- Records drawn from a dataset
*****
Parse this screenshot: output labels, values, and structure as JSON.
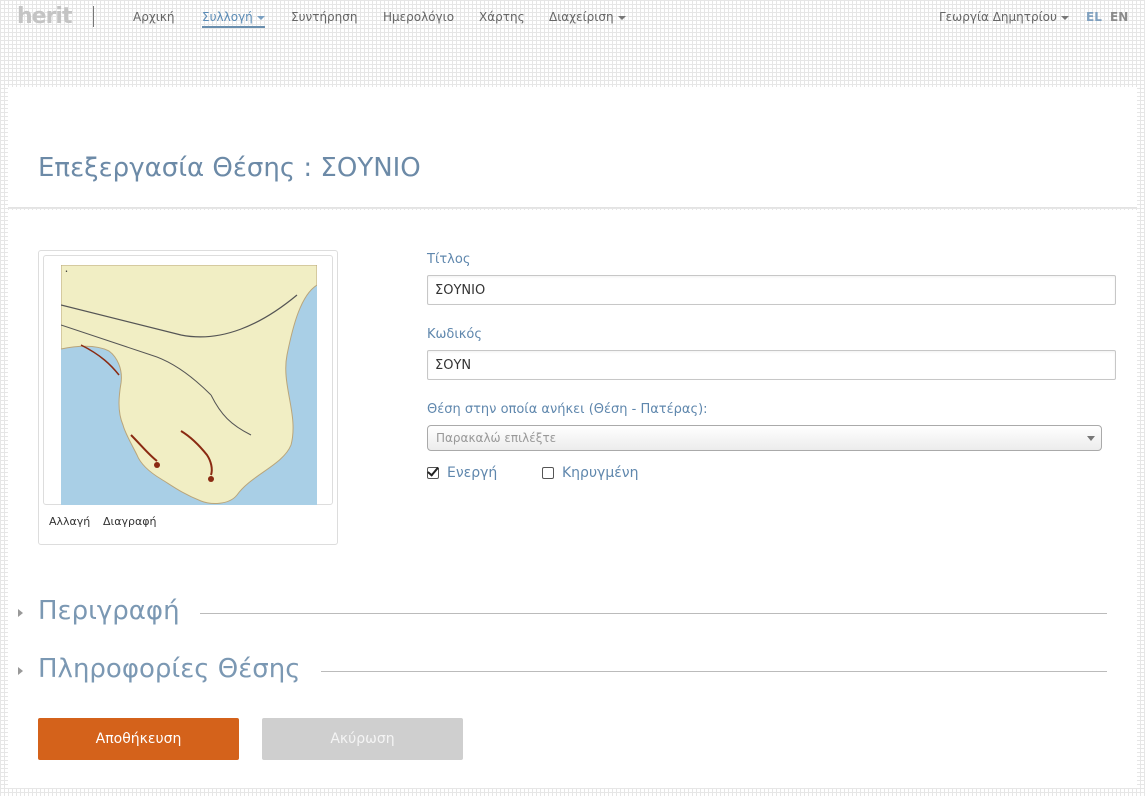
{
  "app": {
    "logo_text": "herit"
  },
  "nav": {
    "items": [
      {
        "label": "Αρχική"
      },
      {
        "label": "Συλλογή"
      },
      {
        "label": "Συντήρηση"
      },
      {
        "label": "Ημερολόγιο"
      },
      {
        "label": "Χάρτης"
      },
      {
        "label": "Διαχείριση"
      }
    ],
    "active_item": "Συλλογή",
    "user_name": "Γεωργία Δημητρίου",
    "languages": [
      {
        "label": "EL",
        "active": true
      },
      {
        "label": "EN",
        "active": false
      }
    ]
  },
  "page": {
    "title": "Επεξεργασία Θέσης : ΣΟΥΝΙΟ"
  },
  "image_card": {
    "image_icon": "map-image",
    "change_label": "Αλλαγή",
    "delete_label": "Διαγραφή"
  },
  "form": {
    "title_label": "Τίτλος",
    "title_value": "ΣΟΥΝΙΟ",
    "code_label": "Κωδικός",
    "code_value": "ΣΟΥΝ",
    "parent_label": "Θέση στην οποία ανήκει (Θέση - Πατέρας):",
    "parent_placeholder": "Παρακαλώ επιλέξτε",
    "active_label": "Ενεργή",
    "active_checked": true,
    "declared_label": "Κηρυγμένη",
    "declared_checked": false
  },
  "sections": [
    {
      "title": "Περιγραφή",
      "expanded": false
    },
    {
      "title": "Πληροφορίες Θέσης",
      "expanded": false
    }
  ],
  "actions": {
    "save_label": "Αποθήκευση",
    "cancel_label": "Ακύρωση"
  },
  "colors": {
    "accent": "#5f87ad",
    "save_button": "#d4621b",
    "cancel_button": "#cfcfcf"
  }
}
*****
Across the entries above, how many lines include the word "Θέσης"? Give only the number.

- Result of this task
2